__PROBLEM DESCRIPTION__.
The answer is to be all of the data below, reproduced exactly.

__RECORDED DATA__.
--- START ---
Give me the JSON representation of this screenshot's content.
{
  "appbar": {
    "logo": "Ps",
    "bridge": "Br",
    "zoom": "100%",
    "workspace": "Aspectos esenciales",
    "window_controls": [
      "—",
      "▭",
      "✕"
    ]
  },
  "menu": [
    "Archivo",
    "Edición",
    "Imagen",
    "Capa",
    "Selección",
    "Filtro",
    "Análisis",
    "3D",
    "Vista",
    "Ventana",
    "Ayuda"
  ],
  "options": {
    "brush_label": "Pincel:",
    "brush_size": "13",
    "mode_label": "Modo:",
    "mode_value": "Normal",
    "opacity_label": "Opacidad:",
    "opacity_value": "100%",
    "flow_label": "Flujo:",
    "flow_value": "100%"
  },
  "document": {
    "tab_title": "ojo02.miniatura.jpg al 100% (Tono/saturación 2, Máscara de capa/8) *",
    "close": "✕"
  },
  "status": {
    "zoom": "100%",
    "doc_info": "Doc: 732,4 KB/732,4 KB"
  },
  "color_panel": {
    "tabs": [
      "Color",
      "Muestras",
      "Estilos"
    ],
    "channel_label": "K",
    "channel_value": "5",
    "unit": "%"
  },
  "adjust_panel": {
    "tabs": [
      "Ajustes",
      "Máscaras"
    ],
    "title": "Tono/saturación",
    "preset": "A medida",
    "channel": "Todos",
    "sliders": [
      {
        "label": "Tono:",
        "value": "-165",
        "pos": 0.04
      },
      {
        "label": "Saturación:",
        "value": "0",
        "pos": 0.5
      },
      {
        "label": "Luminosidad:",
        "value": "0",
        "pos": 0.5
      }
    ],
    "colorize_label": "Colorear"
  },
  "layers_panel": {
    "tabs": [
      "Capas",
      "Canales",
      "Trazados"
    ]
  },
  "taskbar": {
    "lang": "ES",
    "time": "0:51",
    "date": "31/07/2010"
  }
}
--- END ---
__ANSWER TO THIS PROBLEM__.
Give me the JSON representation of this screenshot's content.
{
  "appbar": {
    "logo": "Ps",
    "bridge": "Br",
    "zoom": "100%",
    "workspace": "Aspectos esenciales",
    "window_controls": [
      "—",
      "▭",
      "✕"
    ]
  },
  "menu": [
    "Archivo",
    "Edición",
    "Imagen",
    "Capa",
    "Selección",
    "Filtro",
    "Análisis",
    "3D",
    "Vista",
    "Ventana",
    "Ayuda"
  ],
  "options": {
    "brush_label": "Pincel:",
    "brush_size": "13",
    "mode_label": "Modo:",
    "mode_value": "Normal",
    "opacity_label": "Opacidad:",
    "opacity_value": "100%",
    "flow_label": "Flujo:",
    "flow_value": "100%"
  },
  "document": {
    "tab_title": "ojo02.miniatura.jpg al 100% (Tono/saturación 2, Máscara de capa/8) *",
    "close": "✕"
  },
  "status": {
    "zoom": "100%",
    "doc_info": "Doc: 732,4 KB/732,4 KB"
  },
  "color_panel": {
    "tabs": [
      "Color",
      "Muestras",
      "Estilos"
    ],
    "channel_label": "K",
    "channel_value": "5",
    "unit": "%"
  },
  "adjust_panel": {
    "tabs": [
      "Ajustes",
      "Máscaras"
    ],
    "title": "Tono/saturación",
    "preset": "A medida",
    "channel": "Todos",
    "sliders": [
      {
        "label": "Tono:",
        "value": "-165",
        "pos": 0.04
      },
      {
        "label": "Saturación:",
        "value": "0",
        "pos": 0.5
      },
      {
        "label": "Luminosidad:",
        "value": "0",
        "pos": 0.5
      }
    ],
    "colorize_label": "Colorear"
  },
  "layers_panel": {
    "tabs": [
      "Capas",
      "Canales",
      "Trazados"
    ]
  },
  "taskbar": {
    "lang": "ES",
    "time": "0:51",
    "date": "31/07/2010"
  }
}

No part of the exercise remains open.